Skipping all pictures, print exactly the lines below from the one with "Convert this screenshot" through the final line.

-- Given data follows --

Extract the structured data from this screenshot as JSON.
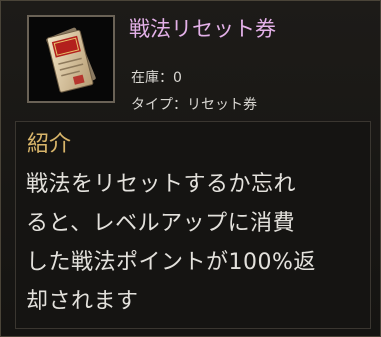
{
  "item": {
    "name": "戦法リセット券",
    "icon": "reset-ticket-icon",
    "stock_label": "在庫",
    "stock_sep": "：",
    "stock_value": "0",
    "type_label": "タイプ",
    "type_sep": "：",
    "type_value": "リセット券"
  },
  "description": {
    "heading": "紹介",
    "lines": [
      "戦法をリセットするか忘れ",
      "ると、レベルアップに消費",
      "した戦法ポイントが100%返",
      "却されます"
    ]
  },
  "colors": {
    "title": "#e3b0e8",
    "heading": "#d8b56a",
    "text": "#e3e1dc"
  }
}
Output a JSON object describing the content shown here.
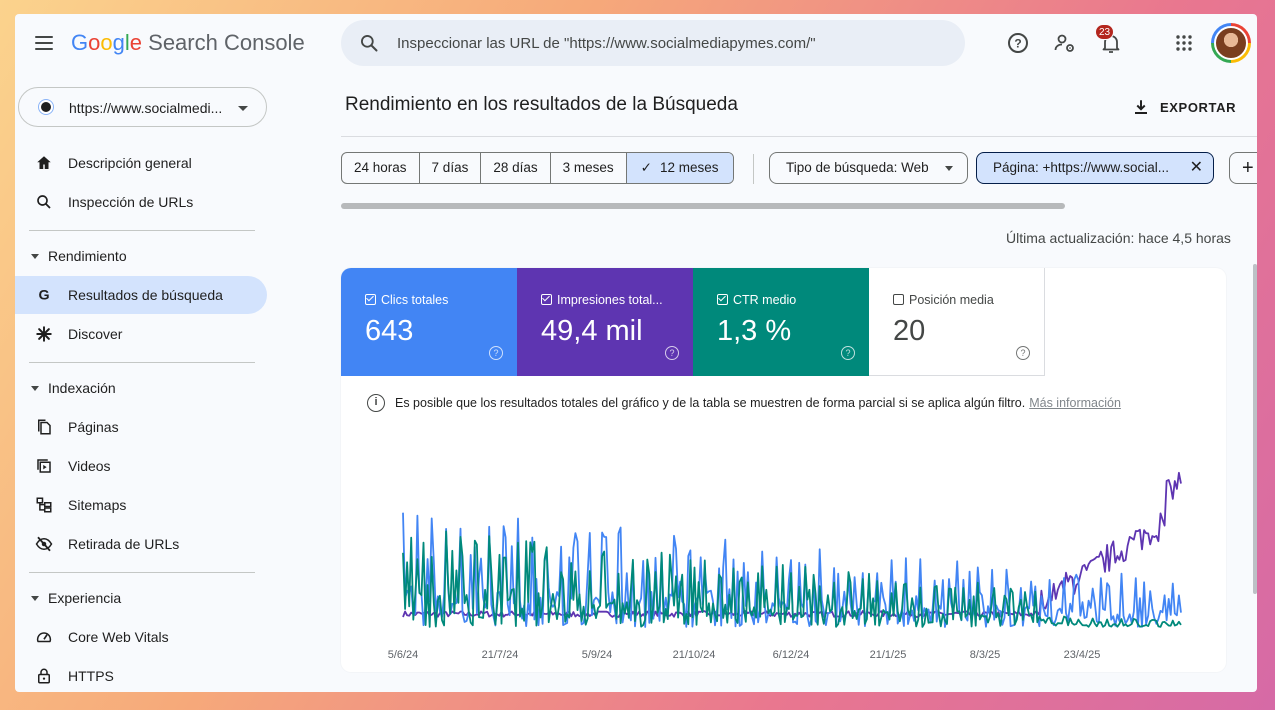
{
  "header": {
    "logo_google": "Google",
    "logo_product": "Search Console",
    "search_placeholder": "Inspeccionar las URL de \"https://www.socialmediapymes.com/\"",
    "notification_count": "23"
  },
  "property": {
    "label": "https://www.socialmedi..."
  },
  "sidebar": {
    "items": [
      {
        "label": "Descripción general",
        "icon": "home-icon"
      },
      {
        "label": "Inspección de URLs",
        "icon": "search-icon"
      },
      {
        "label": "Resultados de búsqueda",
        "icon": "google-g-icon",
        "active": true
      },
      {
        "label": "Discover",
        "icon": "asterisk-icon"
      },
      {
        "label": "Páginas",
        "icon": "pages-icon"
      },
      {
        "label": "Videos",
        "icon": "video-icon"
      },
      {
        "label": "Sitemaps",
        "icon": "sitemap-icon"
      },
      {
        "label": "Retirada de URLs",
        "icon": "eye-off-icon"
      },
      {
        "label": "Core Web Vitals",
        "icon": "gauge-icon"
      },
      {
        "label": "HTTPS",
        "icon": "lock-icon"
      }
    ],
    "sections": [
      "Rendimiento",
      "Indexación",
      "Experiencia"
    ]
  },
  "main": {
    "title": "Rendimiento en los resultados de la Búsqueda",
    "export_label": "EXPORTAR",
    "ranges": [
      "24 horas",
      "7 días",
      "28 días",
      "3 meses",
      "12 meses"
    ],
    "selected_range": "12 meses",
    "filter_type": "Tipo de búsqueda: Web",
    "filter_page": "Página: +https://www.social...",
    "add_filter": "+",
    "last_updated": "Última actualización: hace 4,5 horas",
    "notice": "Es posible que los resultados totales del gráfico y de la tabla se muestren de forma parcial si se aplica algún filtro.",
    "notice_link": "Más información"
  },
  "metrics": [
    {
      "label": "Clics totales",
      "value": "643",
      "checked": true,
      "color": "#4285f4"
    },
    {
      "label": "Impresiones total...",
      "value": "49,4 mil",
      "checked": true,
      "color": "#5e35b1"
    },
    {
      "label": "CTR medio",
      "value": "1,3 %",
      "checked": true,
      "color": "#00897b"
    },
    {
      "label": "Posición media",
      "value": "20",
      "checked": false,
      "color": "#ffffff"
    }
  ],
  "chart_data": {
    "type": "line",
    "x_tick_labels": [
      "5/6/24",
      "21/7/24",
      "5/9/24",
      "21/10/24",
      "6/12/24",
      "21/1/25",
      "8/3/25",
      "23/4/25"
    ],
    "series": [
      {
        "color": "#5e35b1",
        "shape": "low-steady-then-rising"
      },
      {
        "color": "#4285f4",
        "shape": "spiky-decaying"
      },
      {
        "color": "#00897b",
        "shape": "spiky-decaying"
      }
    ],
    "grid": false
  }
}
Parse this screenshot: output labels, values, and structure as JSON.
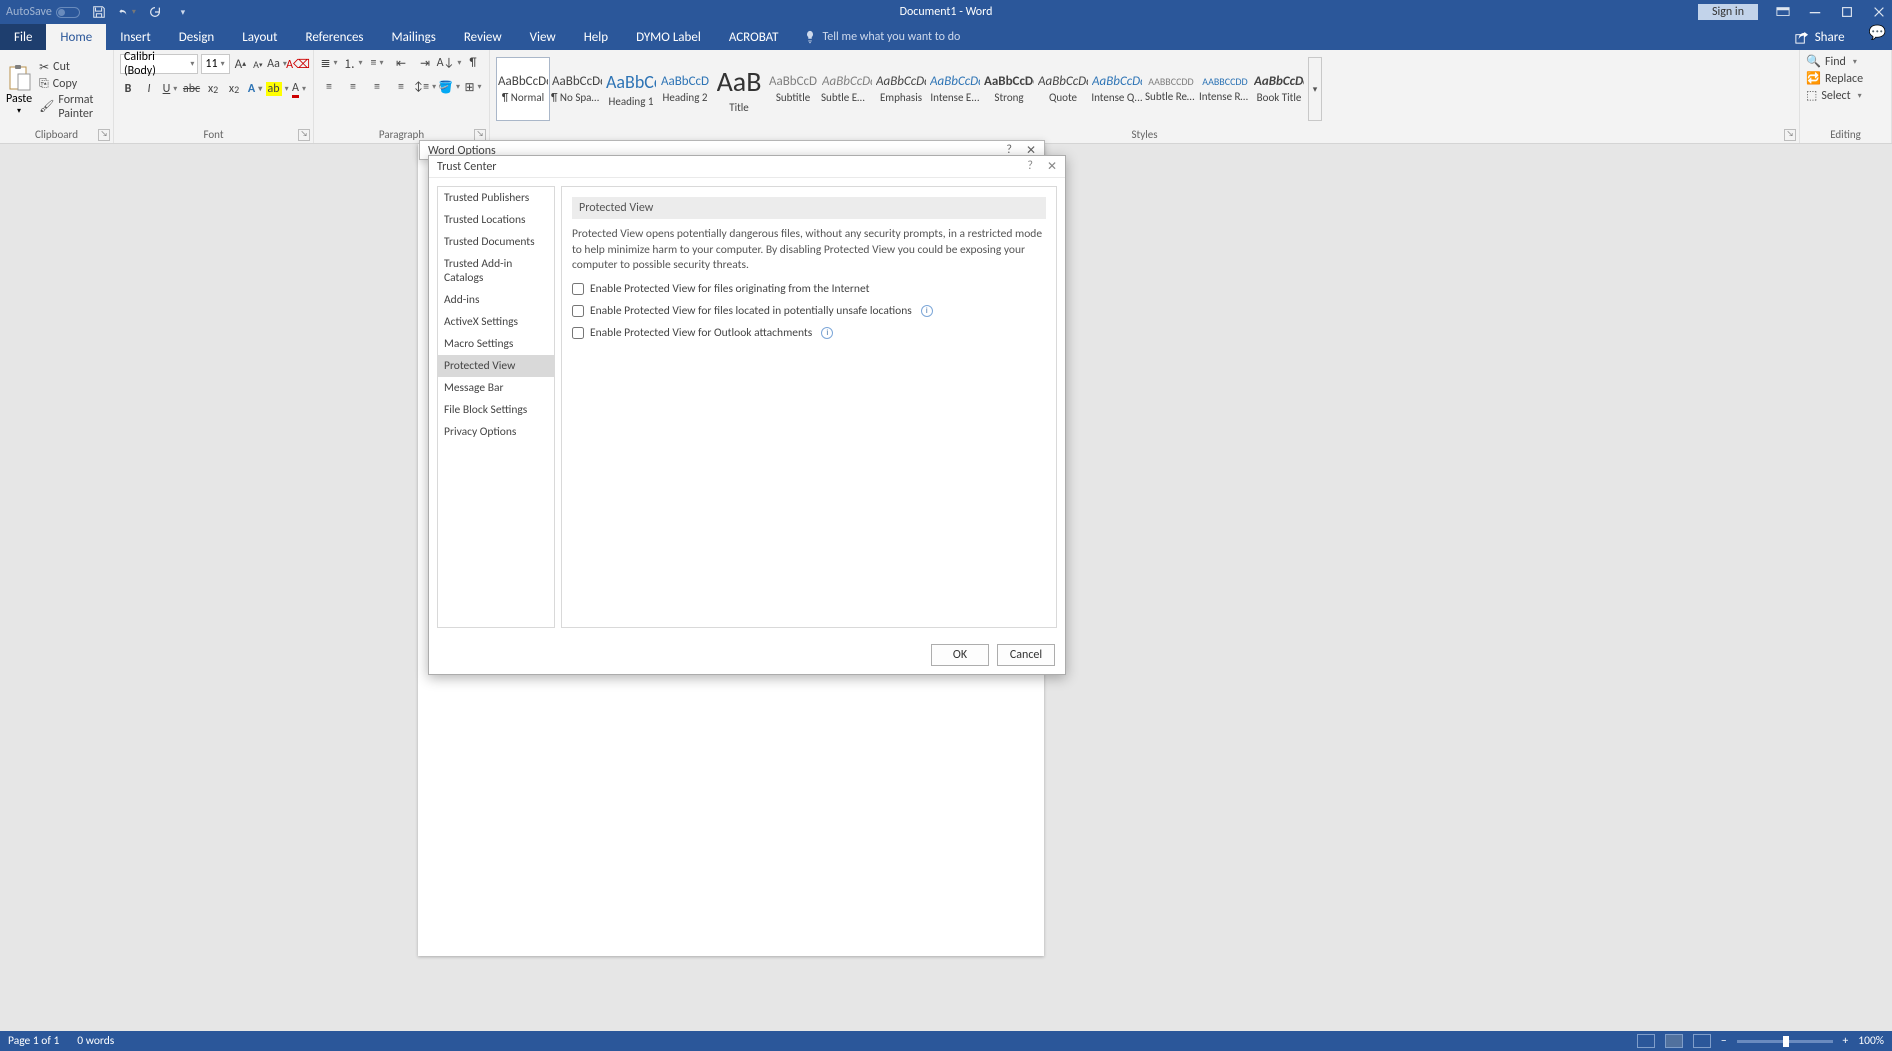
{
  "titlebar": {
    "autosave_label": "AutoSave",
    "autosave_state": "Off",
    "doc_title": "Document1 - Word",
    "signin": "Sign in"
  },
  "tabs": {
    "file": "File",
    "home": "Home",
    "insert": "Insert",
    "design": "Design",
    "layout": "Layout",
    "references": "References",
    "mailings": "Mailings",
    "review": "Review",
    "view": "View",
    "help": "Help",
    "dymo": "DYMO Label",
    "acrobat": "ACROBAT",
    "tellme": "Tell me what you want to do",
    "share": "Share"
  },
  "ribbon": {
    "clipboard": {
      "label": "Clipboard",
      "paste": "Paste",
      "cut": "Cut",
      "copy": "Copy",
      "painter": "Format Painter"
    },
    "font": {
      "label": "Font",
      "name": "Calibri (Body)",
      "size": "11"
    },
    "paragraph": {
      "label": "Paragraph"
    },
    "styles": {
      "label": "Styles",
      "items": [
        {
          "sample": "AaBbCcDd",
          "name": "¶ Normal",
          "bold": false,
          "italic": false,
          "color": "#444",
          "selected": true
        },
        {
          "sample": "AaBbCcDd",
          "name": "¶ No Spac...",
          "bold": false,
          "italic": false,
          "color": "#444"
        },
        {
          "sample": "AaBbCc",
          "name": "Heading 1",
          "bold": false,
          "italic": false,
          "color": "#2e74b5",
          "big": true
        },
        {
          "sample": "AaBbCcD",
          "name": "Heading 2",
          "bold": false,
          "italic": false,
          "color": "#2e74b5"
        },
        {
          "sample": "AaB",
          "name": "Title",
          "bold": false,
          "italic": false,
          "color": "#333",
          "huge": true
        },
        {
          "sample": "AaBbCcD",
          "name": "Subtitle",
          "bold": false,
          "italic": false,
          "color": "#7f7f7f"
        },
        {
          "sample": "AaBbCcDd",
          "name": "Subtle Em...",
          "bold": false,
          "italic": true,
          "color": "#808080"
        },
        {
          "sample": "AaBbCcDd",
          "name": "Emphasis",
          "bold": false,
          "italic": true,
          "color": "#444"
        },
        {
          "sample": "AaBbCcDd",
          "name": "Intense E...",
          "bold": false,
          "italic": true,
          "color": "#2e74b5"
        },
        {
          "sample": "AaBbCcDd",
          "name": "Strong",
          "bold": true,
          "italic": false,
          "color": "#444"
        },
        {
          "sample": "AaBbCcDd",
          "name": "Quote",
          "bold": false,
          "italic": true,
          "color": "#444"
        },
        {
          "sample": "AaBbCcDd",
          "name": "Intense Q...",
          "bold": false,
          "italic": true,
          "color": "#2e74b5"
        },
        {
          "sample": "AABBCCDD",
          "name": "Subtle Ref...",
          "bold": false,
          "italic": false,
          "color": "#808080",
          "small": true
        },
        {
          "sample": "AABBCCDD",
          "name": "Intense Re...",
          "bold": false,
          "italic": false,
          "color": "#2e74b5",
          "small": true
        },
        {
          "sample": "AaBbCcDd",
          "name": "Book Title",
          "bold": true,
          "italic": true,
          "color": "#444"
        }
      ]
    },
    "editing": {
      "label": "Editing",
      "find": "Find",
      "replace": "Replace",
      "select": "Select"
    }
  },
  "options_dialog": {
    "title": "Word Options"
  },
  "trust_center": {
    "title": "Trust Center",
    "nav": [
      "Trusted Publishers",
      "Trusted Locations",
      "Trusted Documents",
      "Trusted Add-in Catalogs",
      "Add-ins",
      "ActiveX Settings",
      "Macro Settings",
      "Protected View",
      "Message Bar",
      "File Block Settings",
      "Privacy Options"
    ],
    "nav_selected": "Protected View",
    "heading": "Protected View",
    "description": "Protected View opens potentially dangerous files, without any security prompts, in a restricted mode to help minimize harm to your computer. By disabling Protected View you could be exposing your computer to possible security threats.",
    "check1": "Enable Protected View for files originating from the Internet",
    "check2": "Enable Protected View for files located in potentially unsafe locations",
    "check3": "Enable Protected View for Outlook attachments",
    "ok": "OK",
    "cancel": "Cancel"
  },
  "statusbar": {
    "page": "Page 1 of 1",
    "words": "0 words",
    "zoom": "100%",
    "zoom_minus": "−",
    "zoom_plus": "+"
  }
}
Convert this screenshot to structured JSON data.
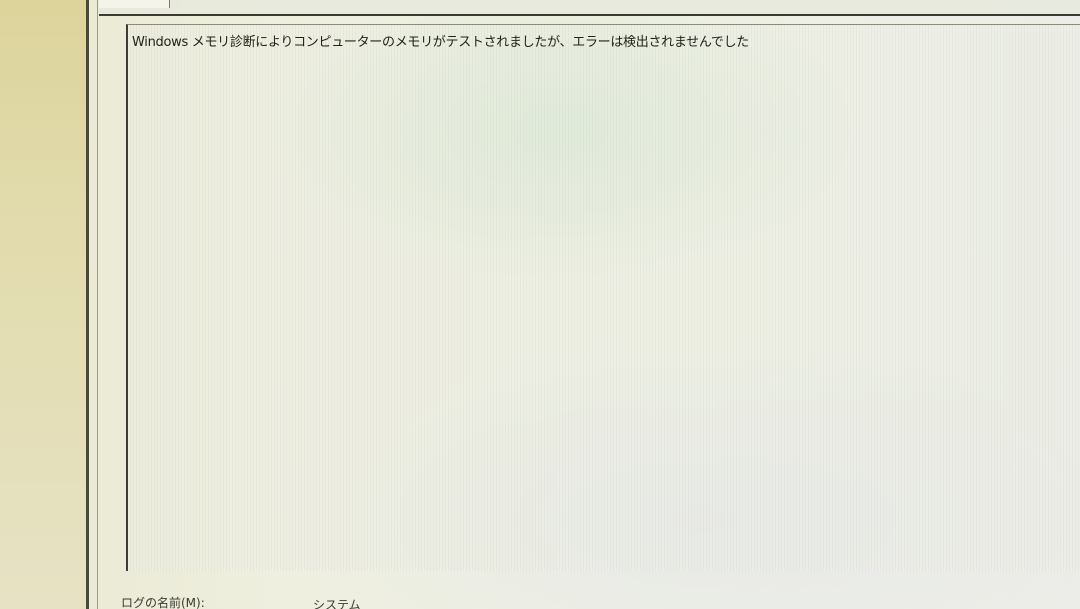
{
  "event_details": {
    "message": "Windows メモリ診断によりコンピューターのメモリがテストされましたが、エラーは検出されませんでした"
  },
  "fields": {
    "log_name_label": "ログの名前(M):",
    "log_name_value": "システム"
  }
}
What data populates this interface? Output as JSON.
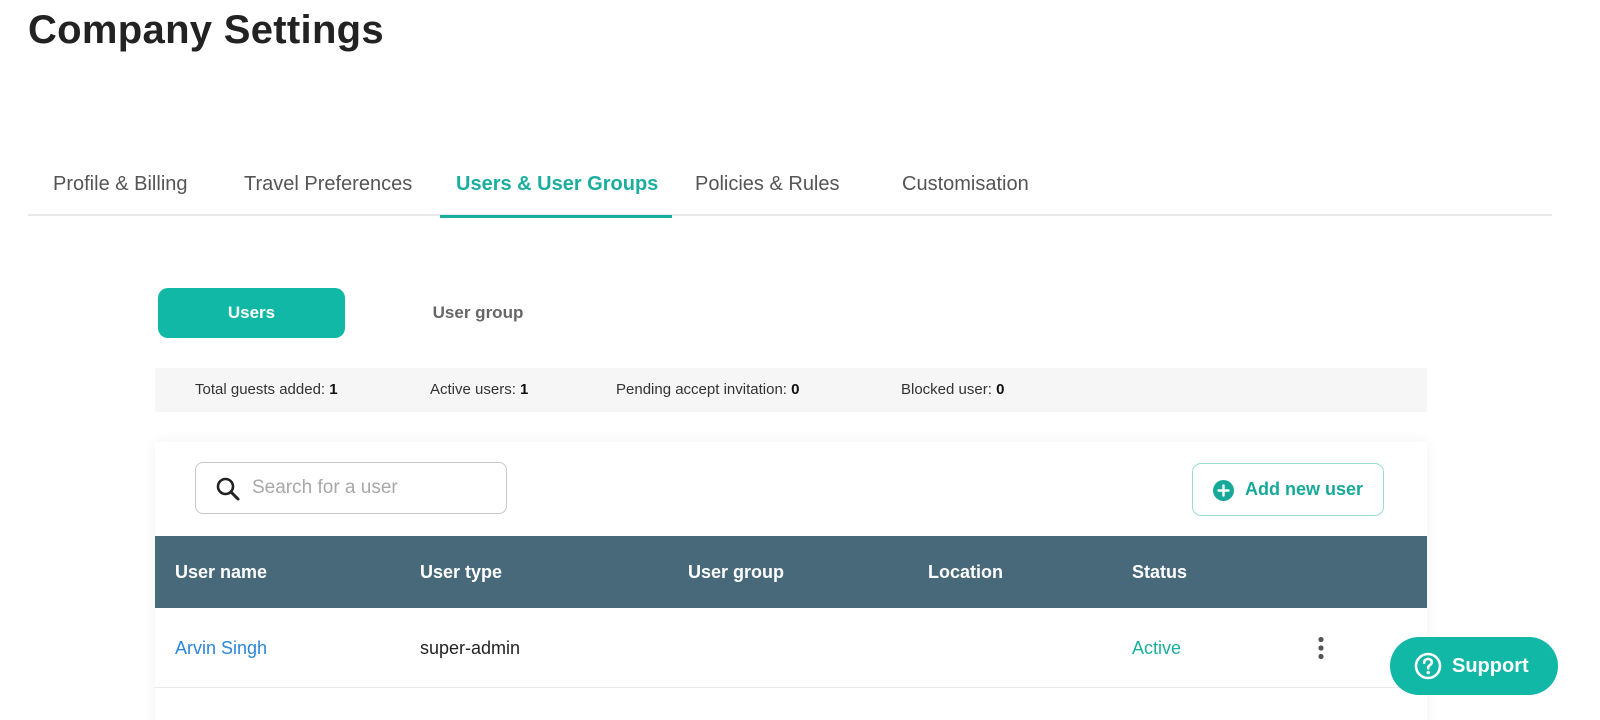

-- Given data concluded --

Result:
Convert this screenshot to structured JSON data.
{
  "event_details": {
    "message": "Windows メモリ診断によりコンピューターのメモリがテストされましたが、エラーは検出されませんでした"
  },
  "fields": {
    "log_name_label": "ログの名前(M):",
    "log_name_value": "システム"
  }
}
What data populates this interface? Output as JSON.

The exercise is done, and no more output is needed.